The Iranian presidential election taking place on June 14 is being regarded with skepticism by the Iranian public, but the controversy surrounding the election itself nevertheless has the potential to spark radical changes in Iran’s diplomatic relationship with the the rest of the world. The 12-member Guardian Council, under Iran’s constitution, personally chooses who can run in the presidential elections and who cannot. Candidates who are or have reflected anti-establishment views are immediately disqualified by the council. Six experts in Islamic law, faqihs, and six jurists make up the Guardian Council. All these members have been approved by the supreme leader of Iran, Ayatollah Ali Khamenei. As Alireza Nader, an analyst for the RAND Corporation, puts it, "All of the approved candidates are either loyal to Supreme Leader Ayatollah Khamenei or are mostly irrelevant ... this appears to be a presidential selection rather than an election." Thus, hope for positive diplomatic changes from any single candidate’s election is largely futile. However, the election may act as a catalyst that could potentially bring about the sort of political upheaval that could eventually overturn the Iranian elite running the country and mark the beginning of a new democratic role for the Iranian people.
A variety of candidates have been banned from running in this election, but the two who would have been the most influential are Esfandiar Rahim Mashaie, Ahmadinejad's close political ally and former chief of staff, and ex-president Akbar Hashemi Rafsanjani. Esfandiar Rahim Mashaie was banned from running in Iran's election largely due to his close relationship with current president Ahmadinejad. Ahmadinejad has been in icy waters with the political elite of Iran, and the Guardian Council apparently did not want Ahmadinejad to hold any control through a loyal successor. Rafsanjani, on the other hand, has publicly criticized Ahmadinejad's controversial re-election and the government's handling of protests.

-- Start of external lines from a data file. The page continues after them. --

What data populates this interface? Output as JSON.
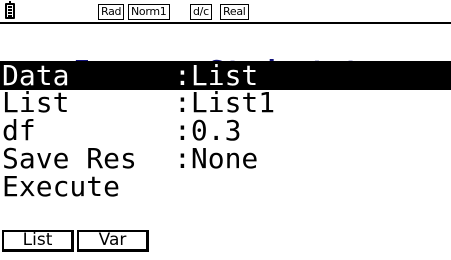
{
  "status_bar": {
    "battery_icon": "battery-icon",
    "angle_mode": "Rad",
    "display_mode": "Norm1",
    "fraction_mode": "d/c",
    "complex_mode": "Real"
  },
  "screen": {
    "title": "Inverse Student-t",
    "rows": [
      {
        "name": "Data",
        "value": ":List",
        "selected": true
      },
      {
        "name": "List",
        "value": ":List1",
        "selected": false
      },
      {
        "name": "df",
        "value": ":0.3",
        "selected": false
      },
      {
        "name": "Save Res",
        "value": ":None",
        "selected": false
      },
      {
        "name": "Execute",
        "value": "",
        "selected": false
      }
    ]
  },
  "function_keys": [
    {
      "label": "List"
    },
    {
      "label": "Var"
    }
  ],
  "colors": {
    "title": "#12127a",
    "highlight_bg": "#000000",
    "highlight_fg": "#ffffff",
    "text": "#000000",
    "background": "#ffffff"
  }
}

The candidates who remain are all supportive of Khamenei, but some more so than others. The candidates include Ali Akbar Velayati, a conservative and close political confidant to Khamenei, and Mohammed Qalibaf, the mayor of Tehran and one of the front-runners in the election. Other candidates include Hasan Rowhani, a Supreme National Security Council representative who deals with the issues surrounding Iran’s nuclear capabilities, and Mohammad Reza Aref. Aref is the single most liberal candidate on the docket, and his platform of warmer relationships with the West and reformist mindset make him one of the most appealing candidates to much of the Iranian population, as evidenced by online polling. Mohsen Rezaei is running, a former chief commander of the Revolutionary Guard, as well as Gholam Ali Haddad Adel, a member of the Expediency Council. The public views Adel as a strong conservative voice. Saeed Jalili is also running and has been at the forefront of the international negotiations behind Iran’s nuclear program. The last candidate running is Mohammad Gharazi, a former oil and telecommunications minister. Gharazi’s platform is based on economic policies and keeping inflation under control.